Açai (aa-sigh-EE) is a grape-sized, deep-purple berry that grows atop palm trees in the Amazon region of Brazil. Açai berries supply antioxidants, (especially anthocyanins), amino acids, essential omega fatty acids, fiber and protein.
Alfalfa Leaf is a very mild, food-like nutritive plant in the pea family, which has been used in traditional herbal medicine for over 1,500 years. It is a natural source of protein, calcium, vitamin A, vitamin C, vitamin D and more.
Amla Fruit, or Emblic Fruit (Amalaki), is one of the most commonly used herbs in Ayurveda. A strong rejuvenative, amla supplies antioxidants and can help supports digestive function. Amla is also the basis for the Ayurvedic rejuvenative jam, chyavanprash, and the widely-used combination herbal blend, triphala.

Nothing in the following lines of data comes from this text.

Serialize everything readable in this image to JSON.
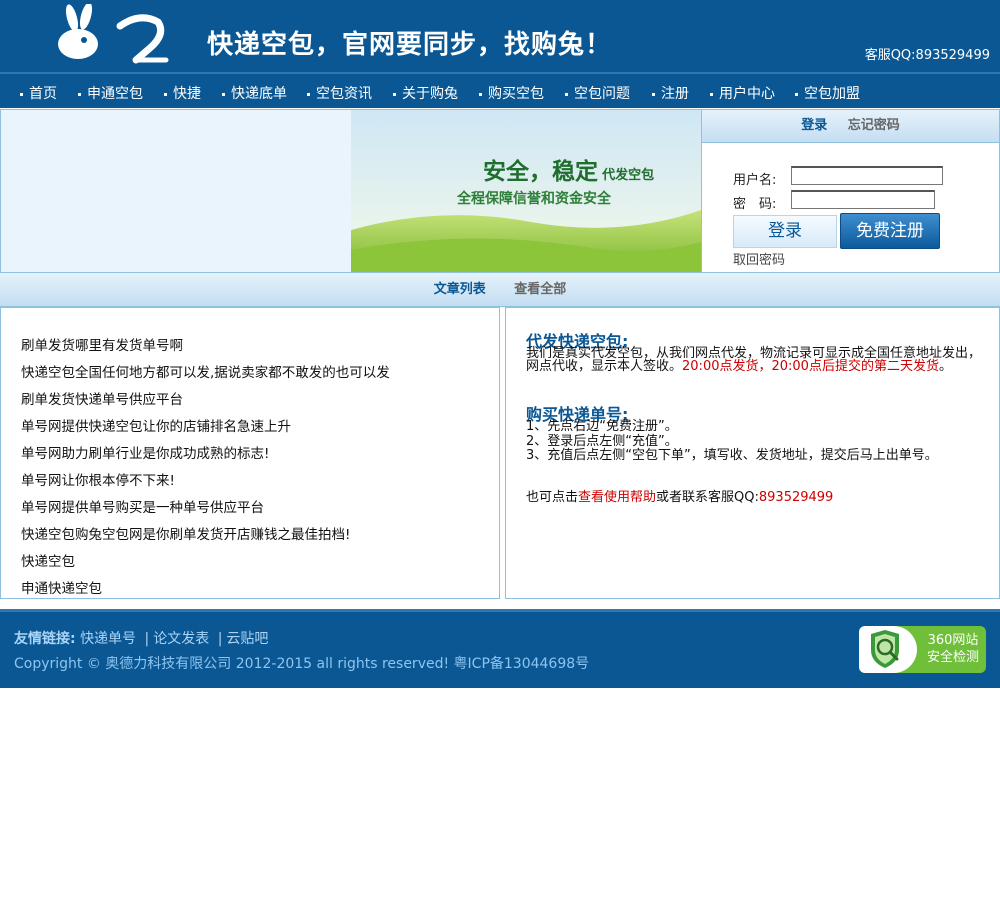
{
  "header": {
    "logo_text": "购兔.COM goo2",
    "slogan": "快递空包，官网要同步，找购兔！",
    "qq": "客服QQ:893529499"
  },
  "nav": [
    "首页",
    "申通空包",
    "快捷",
    "快递底单",
    "空包资讯",
    "关于购兔",
    "购买空包",
    "空包问题",
    "注册",
    "用户中心",
    "空包加盟"
  ],
  "banner": {
    "headline_big": "安全，稳定",
    "headline_small": "代发空包",
    "subline": "全程保障信誉和资金安全"
  },
  "login": {
    "tab_login": "登录",
    "tab_forgot": "忘记密码",
    "username_label": "用户名:",
    "password_label": "密　码:",
    "login_button": "登录",
    "register_button": "免费注册",
    "recover_link": "取回密码"
  },
  "section": {
    "tab_list": "文章列表",
    "tab_all": "查看全部"
  },
  "articles": [
    "刷单发货哪里有发货单号啊",
    "快递空包全国任何地方都可以发,据说卖家都不敢发的也可以发",
    "刷单发货快递单号供应平台",
    "单号网提供快递空包让你的店铺排名急速上升",
    "单号网助力刷单行业是你成功成熟的标志!",
    "单号网让你根本停不下来!",
    "单号网提供单号购买是一种单号供应平台",
    "快递空包购兔空包网是你刷单发货开店赚钱之最佳拍档!",
    "快递空包",
    "申通快递空包"
  ],
  "info": {
    "title1": "代发快递空包:",
    "para1": "我们是真实代发空包，从我们网点代发，物流记录可显示成全国任意地址发出，网点代收，显示本人签收。",
    "para1_red": "20:00点发货，20:00点后提交的第二天发货",
    "para1_end": "。",
    "title2": "购买快递单号:",
    "step1": "1、先点右边“免费注册”。",
    "step2": "2、登录后点左侧“充值”。",
    "step3": "3、充值后点左侧“空包下单”，填写收、发货地址，提交后马上出单号。",
    "help_prefix": "也可点击",
    "help_link": "查看使用帮助",
    "help_mid": "或者联系客服QQ:",
    "help_qq": "893529499"
  },
  "footer": {
    "friends_label": "友情链接:",
    "friends": [
      "快递单号",
      "论文发表",
      "云贴吧"
    ],
    "copyright": "Copyright © 奥德力科技有限公司  2012-2015 all rights reserved! 粤ICP备13044698号",
    "badge_line1": "360网站",
    "badge_line2": "安全检测"
  },
  "colors": {
    "primary": "#0a5794",
    "border": "#8fc1df",
    "accent_red": "#cc0000"
  }
}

See Amla Fruit
Anise Seed is a tasty culinary herb from the parsley family. In the herbalist's world, anise seed is known mainly for supporting the digestive system, helping to reduce gas and support efficient digestion. Today, throughout Asia and Europe, anise seed is used to help support respiratory and throat function.
Apple pieces are used to provide refreshing apple flavor. In general, apples can help to support healthy digestion and assimilation.

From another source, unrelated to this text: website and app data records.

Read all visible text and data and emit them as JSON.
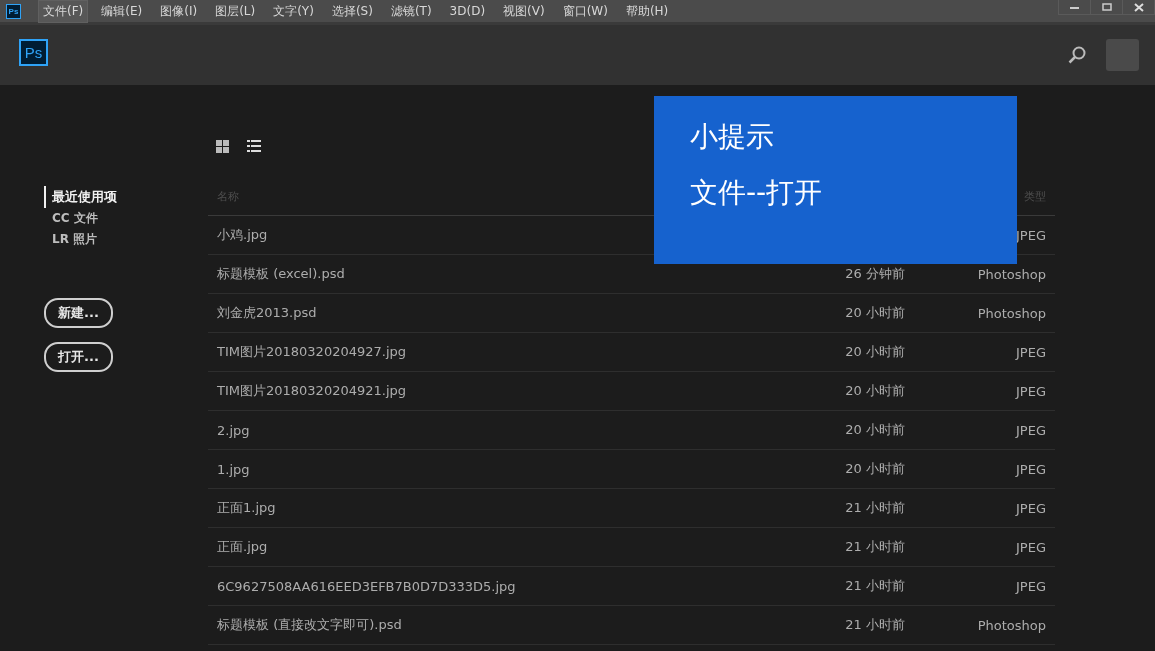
{
  "titlebar": {
    "app_icon": "Ps"
  },
  "menu": [
    {
      "label": "文件(F)",
      "selected": true
    },
    {
      "label": "编辑(E)",
      "selected": false
    },
    {
      "label": "图像(I)",
      "selected": false
    },
    {
      "label": "图层(L)",
      "selected": false
    },
    {
      "label": "文字(Y)",
      "selected": false
    },
    {
      "label": "选择(S)",
      "selected": false
    },
    {
      "label": "滤镜(T)",
      "selected": false
    },
    {
      "label": "3D(D)",
      "selected": false
    },
    {
      "label": "视图(V)",
      "selected": false
    },
    {
      "label": "窗口(W)",
      "selected": false
    },
    {
      "label": "帮助(H)",
      "selected": false
    }
  ],
  "header": {
    "app_icon": "Ps"
  },
  "sidebar": {
    "items": [
      {
        "label": "最近使用项",
        "selected": true
      },
      {
        "label": "CC 文件",
        "selected": false
      },
      {
        "label": "LR 照片",
        "selected": false
      }
    ],
    "buttons": [
      "新建...",
      "打开..."
    ]
  },
  "table": {
    "columns": [
      {
        "kind": "name",
        "label": "名称"
      },
      {
        "kind": "type",
        "label": "类型"
      }
    ],
    "rows": [
      {
        "name": "小鸡.jpg",
        "type": "JPEG"
      },
      {
        "name": "标题模板 (excel).psd",
        "time": "26 分钟前",
        "type": "Photoshop"
      },
      {
        "name": "刘金虎2013.psd",
        "time": "20 小时前",
        "type": "Photoshop"
      },
      {
        "name": "TIM图片20180320204927.jpg",
        "time": "20 小时前",
        "type": "JPEG"
      },
      {
        "name": "TIM图片20180320204921.jpg",
        "time": "20 小时前",
        "type": "JPEG"
      },
      {
        "name": "2.jpg",
        "time": "20 小时前",
        "type": "JPEG"
      },
      {
        "name": "1.jpg",
        "time": "20 小时前",
        "type": "JPEG"
      },
      {
        "name": "正面1.jpg",
        "time": "21 小时前",
        "type": "JPEG"
      },
      {
        "name": "正面.jpg",
        "time": "21 小时前",
        "type": "JPEG"
      },
      {
        "name": "6C9627508AA616EED3EFB7B0D7D333D5.jpg",
        "time": "21 小时前",
        "type": "JPEG"
      },
      {
        "name": "标题模板 (直接改文字即可).psd",
        "time": "21 小时前",
        "type": "Photoshop"
      }
    ]
  },
  "tip": {
    "title": "小提示",
    "text": "文件--打开"
  }
}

Ashwagandha root (Withania somnifera) is a relative of tomatoes and potatoes that is traditionally used to support stress tolerance, performance and endurance.
Assam is a black tea named after the region of its production: Assam, India. Assam tea is created specifically from the plant Camellia sinensis var. assamica. This tea, most of which is grown at or near sea level, is known for its body, briskness, malty flavor, and strong, bright color.
Astragalus Root, or milk vetch root, is considered a superior herb in Traditional Chinese Medicine (TCM), where it is known as Huang Qi. A member of the legume family, Chinese families regularly add astragalus to the family stewpot. Japanese herbalists use astragalus, which they call "ogi," to support a variety of functions, including energy, digestion and elimination. Unlike many Chinese herbs, astragalus is surprisingly tasty as a tea, with a velvety texture and a sweet, buttery taste.